It seems the best argument for the suicidal aspect of his death is presented by this report from The Telegraph:Revealed: how Stalin's brutal massacre at Katyn shamed his PoW son into suicide. Some of the same elements are involved such as the electric fence, and the disputes with British officers. But the main gist of this article is the suicide aspect of the 'attempted escape', and its speculation over the cause:
Now it has been disclosed that the Russian artillery lieutenant was so
overcome by shame at the news of his father's massacre of 15,000 Poles
at Katyn in 1940 that he committed suicide by flinging himself on to
the camp's electric fence.
...The disclosure, given credence by Professor John Erickson, the world's
leading authority on the Soviet-German War, has been published in the
latest edition of the Soviet Military Journal.
About the conflict with the British:
A decade ago Professor Erickson and the Russian investigators had
concluded that his death could have been suicide prompted by a violent
confrontation between himself and a group of British prisoners of war.
The new evidence, however, now firmly blames the Katyn massacre.
"This evidence does go some way to exonerating the British officers
whose taunts were believed to have pushed Yakov to breaking point,"
Erickson says, "but it also highlights the devastating effect the
Katyn massacre had on Yakov. He could not live, I believe, with the
accounts he was given of the massacre ordered by his father.
Concerning the shooting:
Though the official SS report at the time indicated that Dzhugashvili
died after he was shot by a guard as he ran towards the wire, it is
now known this was a fictional account compiled to impress Heinrich
Himmler. "The guard certainly shot Yakov four times," Professor
Erickson, who has viewed the evidence, confirms, "but it is now known
that he fired the bullets into Yakov's already dead body."

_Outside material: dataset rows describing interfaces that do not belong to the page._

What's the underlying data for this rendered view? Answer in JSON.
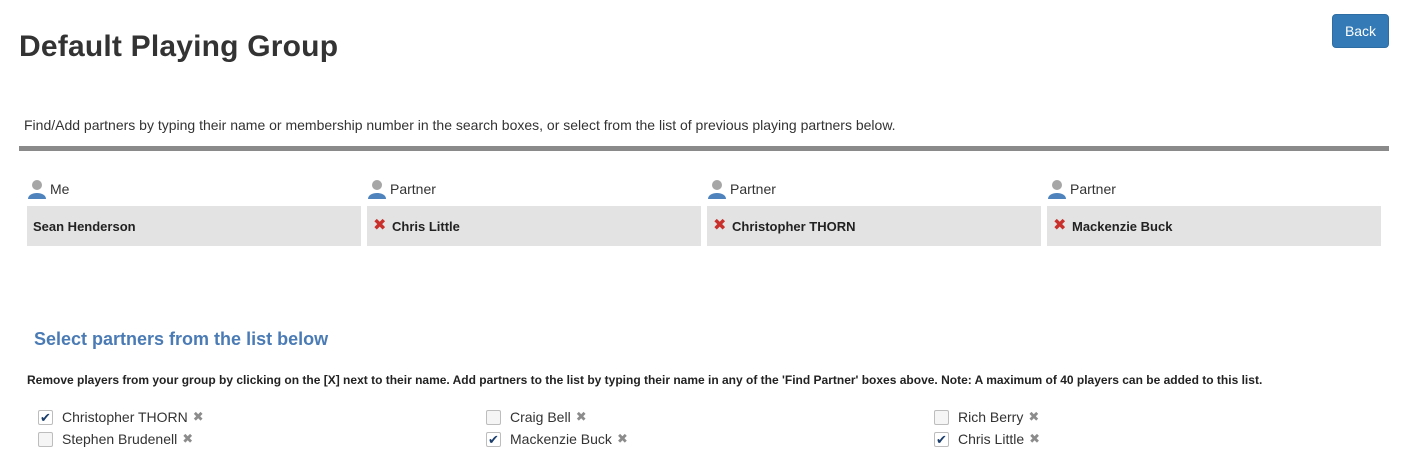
{
  "header": {
    "title": "Default Playing Group",
    "back_label": "Back"
  },
  "intro": "Find/Add partners by typing their name or membership number in the search boxes, or select from the list of previous playing partners below.",
  "slots": [
    {
      "label": "Me",
      "name": "Sean Henderson",
      "removable": false
    },
    {
      "label": "Partner",
      "name": "Chris Little",
      "removable": true
    },
    {
      "label": "Partner",
      "name": "Christopher THORN",
      "removable": true
    },
    {
      "label": "Partner",
      "name": "Mackenzie Buck",
      "removable": true
    }
  ],
  "list_section": {
    "heading": "Select partners from the list below",
    "instructions": "Remove players from your group by clicking on the [X] next to their name. Add partners to the list by typing their name in any of the 'Find Partner' boxes above. Note: A maximum of 40 players can be added to this list.",
    "partners": [
      {
        "name": "Christopher THORN",
        "checked": true
      },
      {
        "name": "Craig Bell",
        "checked": false
      },
      {
        "name": "Rich Berry",
        "checked": false
      },
      {
        "name": "Stephen Brudenell",
        "checked": false
      },
      {
        "name": "Mackenzie Buck",
        "checked": true
      },
      {
        "name": "Chris Little",
        "checked": true
      }
    ]
  },
  "icons": {
    "user": "user-icon",
    "remove": "remove-icon",
    "delete": "delete-x-icon",
    "check": "check-icon"
  },
  "colors": {
    "primary": "#337ab7",
    "heading": "#4a7bb5",
    "remove": "#c9302c",
    "slot_bg": "#e3e3e3",
    "divider": "#8a8a8a"
  }
}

So this historian believes the shame over the revelation of the massacre at Katyn, as well as conditions in the camp, finally accumulated to the point where Yakov couldn't take it any more.
"It is clear that Yakov, who had become close friends with the Poles
and had made two abortive escape attempts with them, was so distraught
when goaded with the news of his father's massacre of the Polish
officers, which was revealed in German newspapers in 1943, that he
took his life. Driven to despair by the horrific conditions in the
camp - he was emaciated and on the point of starvation - and the
strain of the propaganda campaign the Germans had involved him in, the
news that his father had sanctioned the Poles' murder was the final
"Though the Poles were killed at Katyn in 1940, their bodies were not
discovered by the Germans until March 1943. When a camp guard showed
Yakov the newspaper reports of the discovery, taunting him with the
words, 'Look what you bastards did to these men. What kind of people
are you?' Yakov was devastated. He was at the end of his tether. A
month later, on April 15 1943, unable to live with the shame, he took